*Problem statement*.
Keep only the lines that hold the string "Spodnje", filtering out the rest of the entries below.

(Records from a data collection)
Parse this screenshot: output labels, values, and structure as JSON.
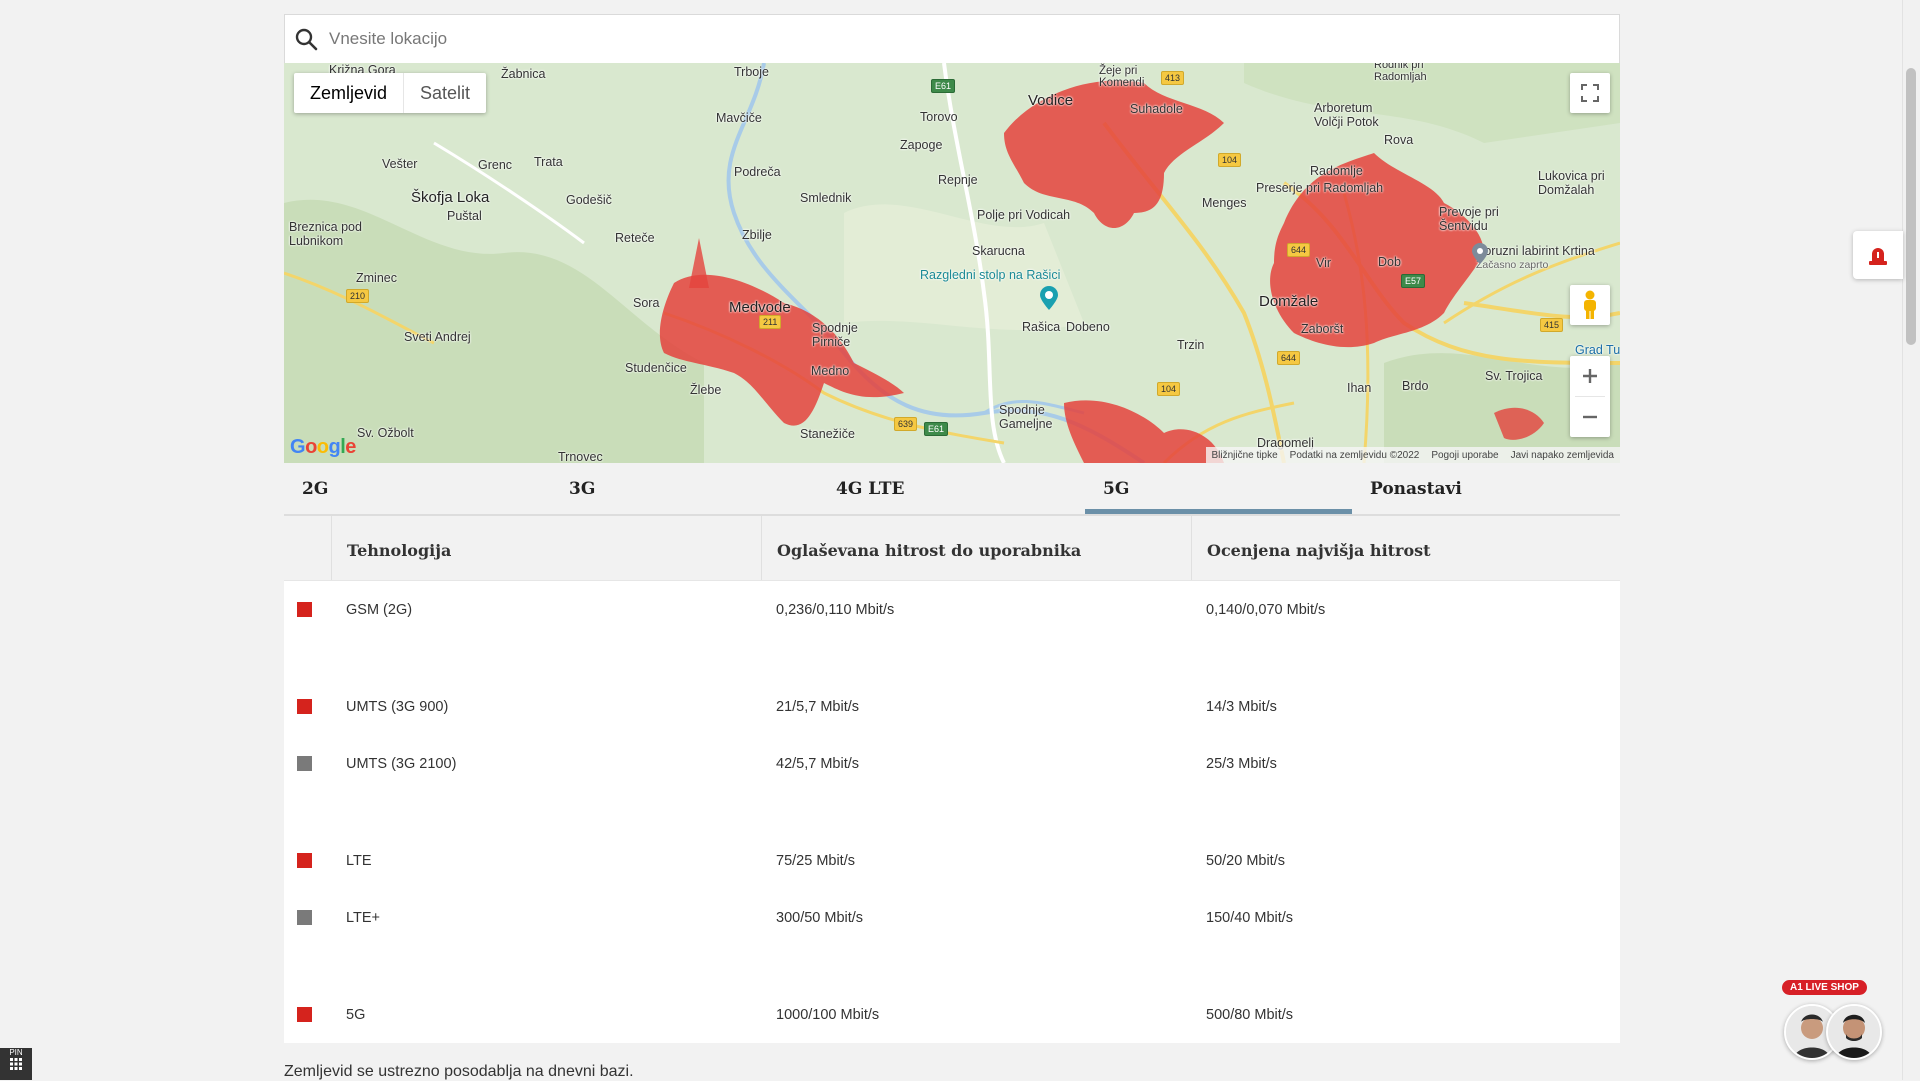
{
  "search": {
    "placeholder": "Vnesite lokacijo",
    "value": ""
  },
  "map": {
    "type_buttons": [
      "Zemljevid",
      "Satelit"
    ],
    "active_type": "Zemljevid",
    "coverage_color": "#e4433d",
    "labels": {
      "vodice": "Vodice",
      "medvode": "Medvode",
      "domzale": "Domžale",
      "skofja_loka": "Škofja Loka",
      "smlednik": "Smlednik",
      "preserje": "Preserje pri Radomljah",
      "radomlje": "Radomlje",
      "menges": "Menges",
      "vir": "Vir",
      "dob": "Dob",
      "trzin": "Trzin",
      "zaborst": "Zaboršt",
      "ihan": "Ihan",
      "brdo": "Brdo",
      "razgledni": "Razgledni stolp na Rašici",
      "rasica": "Rašica",
      "dobeno": "Dobeno",
      "skarucna": "Skarucna",
      "polje": "Polje pri Vodicah",
      "repnje": "Repnje",
      "torovo": "Torovo",
      "zapoge": "Zapoge",
      "suhadole": "Suhadole",
      "arboretum": "Arboretum Volčji Potok",
      "rova": "Rova",
      "lukovica": "Lukovica pri Domžalah",
      "prevoje": "Prevoje pri Šentvidu",
      "koruzni": "Koruzni labirint Krtina",
      "koruzni_sub": "Začasno zaprto",
      "grad": "Grad Tu",
      "zbilje": "Zbilje",
      "retece": "Reteče",
      "sora": "Sora",
      "podreca": "Podreča",
      "mavcice": "Mavčiče",
      "trboje": "Trboje",
      "zabnica": "Žabnica",
      "krizna": "Križna Gora",
      "vester": "Vešter",
      "grenc": "Grenc",
      "trata": "Trata",
      "godesic": "Godešič",
      "pustal": "Puštal",
      "breznica": "Breznica pod Lubnikom",
      "zminec": "Zminec",
      "sveti_andrej": "Sveti Andrej",
      "studencice": "Studenčice",
      "zlebe": "Žlebe",
      "medno": "Medno",
      "stanezice": "Stanežiče",
      "spodnje_pirnice": "Spodnje Pirniče",
      "spodnje_gamelje": "Spodnje Gameljne",
      "sv_ozbolt": "Sv. Ožbolt",
      "trnovec": "Trnovec",
      "dragomelj": "Dragomelj",
      "sv_trojica": "Sv. Trojica",
      "zeje": "Žeje pri Komendi",
      "rodnik": "Rodnik pri Radomljah"
    },
    "roads": [
      "E61",
      "413",
      "104",
      "210",
      "211",
      "644",
      "E57",
      "415",
      "104",
      "639",
      "E61",
      "644"
    ],
    "google_logo": "Google",
    "attribution": [
      "Bližnjične tipke",
      "Podatki na zemljevidu ©2022",
      "Pogoji uporabe",
      "Javi napako zemljevida"
    ]
  },
  "tabs": [
    {
      "label": "2G",
      "active": false
    },
    {
      "label": "3G",
      "active": false
    },
    {
      "label": "4G LTE",
      "active": false
    },
    {
      "label": "5G",
      "active": true
    },
    {
      "label": "Ponastavi",
      "active": false
    }
  ],
  "table": {
    "headers": [
      "Tehnologija",
      "Oglaševana hitrost do uporabnika",
      "Ocenjena najvišja hitrost"
    ],
    "rows": [
      {
        "color": "#d5231d",
        "tech": "GSM (2G)",
        "advertised": "0,236/0,110 Mbit/s",
        "estimated": "0,140/0,070 Mbit/s"
      },
      {
        "color": "#d5231d",
        "tech": "UMTS (3G 900)",
        "advertised": "21/5,7 Mbit/s",
        "estimated": "14/3 Mbit/s"
      },
      {
        "color": "#7a7a7a",
        "tech": "UMTS (3G 2100)",
        "advertised": "42/5,7 Mbit/s",
        "estimated": "25/3 Mbit/s"
      },
      {
        "color": "#d5231d",
        "tech": "LTE",
        "advertised": "75/25 Mbit/s",
        "estimated": "50/20 Mbit/s"
      },
      {
        "color": "#7a7a7a",
        "tech": "LTE+",
        "advertised": "300/50 Mbit/s",
        "estimated": "150/40 Mbit/s"
      },
      {
        "color": "#d5231d",
        "tech": "5G",
        "advertised": "1000/100 Mbit/s",
        "estimated": "500/80 Mbit/s"
      }
    ]
  },
  "footer_note": "Zemljevid se ustrezno posodablja na dnevni bazi.",
  "liveshop": {
    "tag": "A1 LIVE SHOP"
  },
  "pin_badge": "PIN"
}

*Written answer*.
      "spodnje_pirnice": "Spodnje Pirniče",
      "spodnje_gamelje": "Spodnje Gameljne",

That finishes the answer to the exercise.